Towards a conservation physiology of California flora: Assessing drought vulnerability and its variation with plant size across species and ecosystems 

Researcher: Camila Medeiros

Affiliations: UCLA

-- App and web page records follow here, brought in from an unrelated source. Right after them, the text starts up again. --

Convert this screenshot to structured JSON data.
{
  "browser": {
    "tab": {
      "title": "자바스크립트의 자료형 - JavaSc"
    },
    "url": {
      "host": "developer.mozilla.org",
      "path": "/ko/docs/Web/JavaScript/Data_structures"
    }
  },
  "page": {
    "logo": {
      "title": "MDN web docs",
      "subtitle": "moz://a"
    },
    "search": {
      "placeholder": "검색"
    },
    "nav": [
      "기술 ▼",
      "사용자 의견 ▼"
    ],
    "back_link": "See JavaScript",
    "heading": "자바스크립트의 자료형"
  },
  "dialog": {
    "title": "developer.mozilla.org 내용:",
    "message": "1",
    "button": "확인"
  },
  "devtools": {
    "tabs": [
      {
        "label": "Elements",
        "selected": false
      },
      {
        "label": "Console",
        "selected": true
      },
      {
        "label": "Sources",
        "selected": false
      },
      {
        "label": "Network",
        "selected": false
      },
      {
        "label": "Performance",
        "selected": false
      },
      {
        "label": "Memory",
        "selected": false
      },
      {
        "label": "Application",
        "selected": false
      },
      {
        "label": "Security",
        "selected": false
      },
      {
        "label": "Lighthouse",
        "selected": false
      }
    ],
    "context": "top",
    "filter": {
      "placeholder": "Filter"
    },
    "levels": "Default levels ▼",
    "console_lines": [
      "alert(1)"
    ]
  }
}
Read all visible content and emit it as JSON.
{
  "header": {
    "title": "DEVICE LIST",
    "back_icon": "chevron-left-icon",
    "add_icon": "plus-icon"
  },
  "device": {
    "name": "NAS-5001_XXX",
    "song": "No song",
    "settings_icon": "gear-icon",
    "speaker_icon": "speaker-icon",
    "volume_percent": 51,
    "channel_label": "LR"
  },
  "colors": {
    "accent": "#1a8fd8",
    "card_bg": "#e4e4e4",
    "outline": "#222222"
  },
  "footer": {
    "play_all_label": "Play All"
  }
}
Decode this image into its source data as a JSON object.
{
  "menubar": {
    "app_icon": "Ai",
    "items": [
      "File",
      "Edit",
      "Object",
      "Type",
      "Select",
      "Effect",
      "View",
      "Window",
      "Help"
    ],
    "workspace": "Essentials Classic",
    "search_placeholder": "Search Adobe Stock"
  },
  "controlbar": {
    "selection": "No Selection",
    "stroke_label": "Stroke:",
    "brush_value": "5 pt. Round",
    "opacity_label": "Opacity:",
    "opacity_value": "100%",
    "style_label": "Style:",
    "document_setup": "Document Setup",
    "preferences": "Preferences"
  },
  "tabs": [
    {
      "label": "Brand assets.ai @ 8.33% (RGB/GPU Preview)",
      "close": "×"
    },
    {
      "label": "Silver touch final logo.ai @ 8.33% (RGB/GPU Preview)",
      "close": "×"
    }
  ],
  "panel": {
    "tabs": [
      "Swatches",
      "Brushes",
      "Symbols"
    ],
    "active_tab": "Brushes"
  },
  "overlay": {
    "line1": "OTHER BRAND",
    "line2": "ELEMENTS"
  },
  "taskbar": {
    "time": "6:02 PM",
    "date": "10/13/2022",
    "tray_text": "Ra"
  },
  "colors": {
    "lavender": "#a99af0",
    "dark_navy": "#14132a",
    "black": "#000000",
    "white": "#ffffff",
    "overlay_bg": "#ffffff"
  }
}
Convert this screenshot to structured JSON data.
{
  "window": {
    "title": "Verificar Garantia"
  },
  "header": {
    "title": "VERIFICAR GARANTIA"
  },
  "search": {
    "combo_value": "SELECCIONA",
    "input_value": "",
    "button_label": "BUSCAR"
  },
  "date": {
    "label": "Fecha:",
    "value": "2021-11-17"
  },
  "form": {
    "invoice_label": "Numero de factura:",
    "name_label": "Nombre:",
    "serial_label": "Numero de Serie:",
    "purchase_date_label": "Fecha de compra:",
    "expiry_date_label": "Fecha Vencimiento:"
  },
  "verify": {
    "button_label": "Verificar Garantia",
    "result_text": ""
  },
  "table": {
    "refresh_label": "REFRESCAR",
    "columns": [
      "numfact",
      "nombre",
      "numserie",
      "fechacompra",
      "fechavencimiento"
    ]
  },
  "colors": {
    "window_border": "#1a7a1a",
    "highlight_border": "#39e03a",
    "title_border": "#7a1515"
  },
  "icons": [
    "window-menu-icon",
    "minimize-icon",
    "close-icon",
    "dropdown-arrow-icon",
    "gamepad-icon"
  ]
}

Summary: My project aims to quantify the vulnerability of woody plant species to drought in key ecosystem types of California and model species’ relative sensitivities to drought under future climate chance scenarios. This is important because extreme droughts are increasing in incidence and severity worldwide, so we need to expand the knowledge about the function of plants’ the water transport system in contrasting environments, how it coordinates with other traits that determine drought tolerance, and how this system varies across species from different ecosystems. My idea is to quantify physiological traits that are understood mechanistically to contribute to drought tolerance, but have not been quantified for California species in detail, and combine them with individual based models of plant performance under drought. This way, I will be able to make predictions of species responses to shifts in environmental conditions and make predictions of each species’ vulnerability under climate change scenarios. My project will ultimately provide a broad set of predictive tools for California species and increase mechanistic understanding of drought responses. Both products will be invaluable locally and can be applied for physiological conservation of species and ecosystems worldwide to predict plant responses to environmental changes.